Jenkins died from hypothermia after being exposed to conditions of the walk-in freezer, the Medical Examiner's Office said in a news release issued Friday.
Toxicology tests detected alcohol and topiramate, an epilepsy/migraine medication, in the woman's system. Her blood-alcohol concentration (BAC) was 0.112, which is higher than the 0.08 BAC level that is considered as legally drunk for motorists in Illinois, the coroner's office said.
The autopsy determined the substantial factor in the death was cold exposure, and the alcohol and drug found in her system were capable of hastening the onset of hypothermia and death, the medical examiner's office found.
Jenkins did not have a prescription for the topiramate medication, her family reportedly told investigators. The amount of the drug in her system was in the "therapeutic range," the coroner's office said.
"Alcohol and topiramate are synergistic. When combined, the effect of either or both drugs is enhanced. Topiramate, like alcohol, can cause dizziness, impaired memory, impaired concentration, poor coordination, confusion and impaired judgment," the news release said. "Central nervous system depression, or impairment, combined with cold exposure can hasten the onset of hypothermia and death."

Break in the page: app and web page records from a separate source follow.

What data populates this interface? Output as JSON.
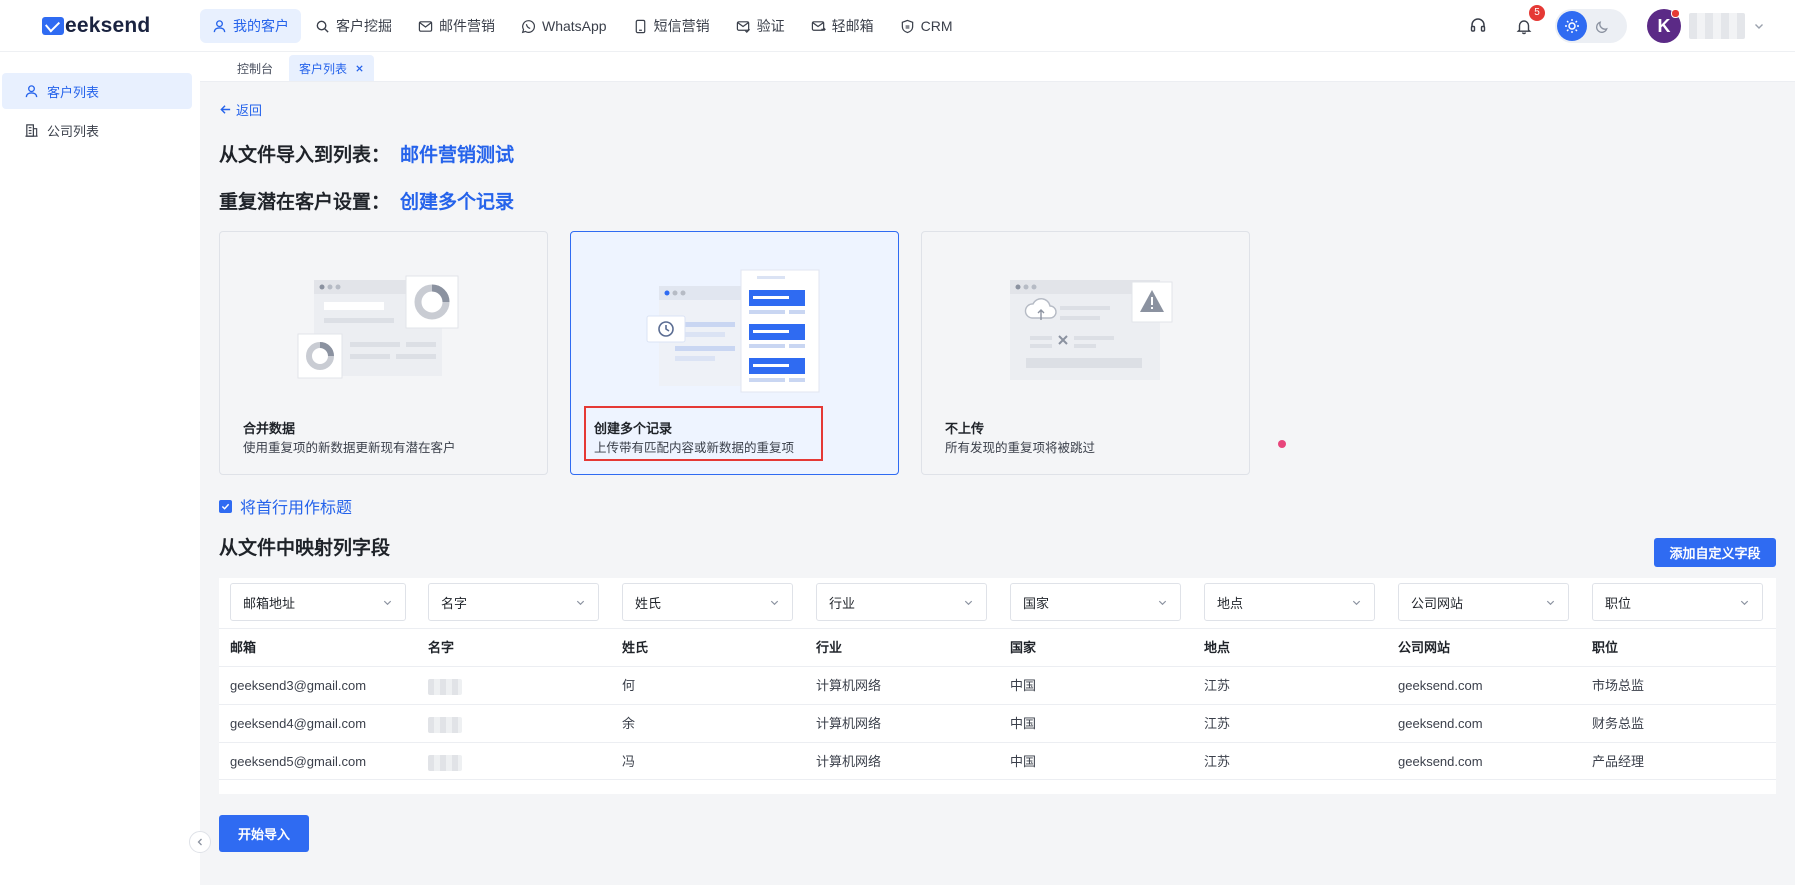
{
  "brand": {
    "logo_text": "eeksend"
  },
  "nav": {
    "items": [
      {
        "label": "我的客户",
        "icon": "user-icon"
      },
      {
        "label": "客户挖掘",
        "icon": "search-icon"
      },
      {
        "label": "邮件营销",
        "icon": "mail-icon"
      },
      {
        "label": "WhatsApp",
        "icon": "whatsapp-icon"
      },
      {
        "label": "短信营销",
        "icon": "phone-icon"
      },
      {
        "label": "验证",
        "icon": "mail-check-icon"
      },
      {
        "label": "轻邮箱",
        "icon": "mail-send-icon"
      },
      {
        "label": "CRM",
        "icon": "crm-icon"
      }
    ]
  },
  "header": {
    "notification_count": "5",
    "avatar_letter": "K"
  },
  "tabs": [
    {
      "label": "控制台"
    },
    {
      "label": "客户列表"
    }
  ],
  "sidebar": {
    "items": [
      {
        "label": "客户列表"
      },
      {
        "label": "公司列表"
      }
    ]
  },
  "main": {
    "back_label": "返回",
    "import_label": "从文件导入到列表：",
    "import_value": "邮件营销测试",
    "dup_label": "重复潜在客户设置：",
    "dup_value": "创建多个记录",
    "options": [
      {
        "title": "合并数据",
        "desc": "使用重复项的新数据更新现有潜在客户"
      },
      {
        "title": "创建多个记录",
        "desc": "上传带有匹配内容或新数据的重复项"
      },
      {
        "title": "不上传",
        "desc": "所有发现的重复项将被跳过"
      }
    ],
    "first_row_header_label": "将首行用作标题",
    "mapping_title": "从文件中映射列字段",
    "add_field_label": "添加自定义字段",
    "start_import_label": "开始导入"
  },
  "mapping": {
    "selects": [
      "邮箱地址",
      "名字",
      "姓氏",
      "行业",
      "国家",
      "地点",
      "公司网站",
      "职位"
    ],
    "headers": [
      "邮箱",
      "名字",
      "姓氏",
      "行业",
      "国家",
      "地点",
      "公司网站",
      "职位"
    ],
    "rows": [
      [
        "geeksend3@gmail.com",
        "",
        "何",
        "计算机网络",
        "中国",
        "江苏",
        "geeksend.com",
        "市场总监"
      ],
      [
        "geeksend4@gmail.com",
        "",
        "余",
        "计算机网络",
        "中国",
        "江苏",
        "geeksend.com",
        "财务总监"
      ],
      [
        "geeksend5@gmail.com",
        "",
        "冯",
        "计算机网络",
        "中国",
        "江苏",
        "geeksend.com",
        "产品经理"
      ]
    ]
  },
  "colors": {
    "accent": "#2f6bf2",
    "highlight": "#e53935"
  }
}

Jenkins' death became a flashpoint for controversy, with friends and family members questioning if foul play was involved, the station reports. The Chicago woman was reported missing after she went to a Sept. 8 party at the hotel.
Authorities early on suspected Jenkins walked into the freezer by accident. Surveillance video clips released of Jenkins wandering the hotel, including a kitchen area, show her walking by herself, and at some points appearing disoriented.
No video exists of Jenkins actually entering the freezer, hotel officials have said.
The autopsy found no evidence of an altercation with someone else before her death and no evidence of trauma due to abuse.
For days, the big question has been this: How did Kenneka Jenkins end up in a suburban Chicago hotel's walk-in freezer?
On Thursday, Chicago crisis responder Andrew Holmes tried to help shed some light on the 19-year-old Chicago woman's mysterious death, CBS Chicago station WBBM-TV reports.
Jenkins was found dead inside the freezer early Sunday after attending a party at the Crowne Plaza in Rosemont. Her family previously said she went to a party at the hotel with friends late Friday night. Her friends called family members Saturday morning to say they couldn't find her.
Holmes said he watched hotel surveillance video that shows Jenkins walking, on her own, into the freezer. She appeared to be trying to find her way back upstairs to the hotel lobby, trying different doors, Holmes said.
"We all wanted to know: Did anybody pull her down there? Did anybody force her down there? Was anybody on the other side in that room when she got down there? And the answer to that is no," Holmes said.
"She walked into that unsecured area that should have been secured," he said.
After news of her death broke, a social-media firestorm erupted, with some people suggesting Jenkins fell victim to foul play.
Protesters and family members converged on the hotel Wednesday, demanding answers from the village government and hotel operators. Another demonstration occurred Thursday evening; police said they took four people into custody.
Jenkins' mother addressed protesters Thursday night. She challenged much of what Holmes said and said that she has several unanswered questions about the investigation.
"It was a tragic accident," said Glenn Harston, a Crowne Plaza spokesperson.
He said the walk-in freezer has latches on both sides of the door but does not lock.
Police said they released the surveillance video to Jenkins' mother and to the Cook County Medical Examiner's Office, which requested the material. Autopsy and toxicology results are pending.
Also Thursday, the Crowne Plaza offered to pay for the funeral expenses for Jenkins.
Holmes, meanwhile, asked people to stop speculating and making accusations on social media. If someone thinks they have evidence, they should go to police directly, he said.
Holmes said he can't comment on all of the video he reviewed because police are still working on the case.
Rosemont police confirmed they looped Holmes into the case, saying they did so with the knowledge and consent of Jenkins' family.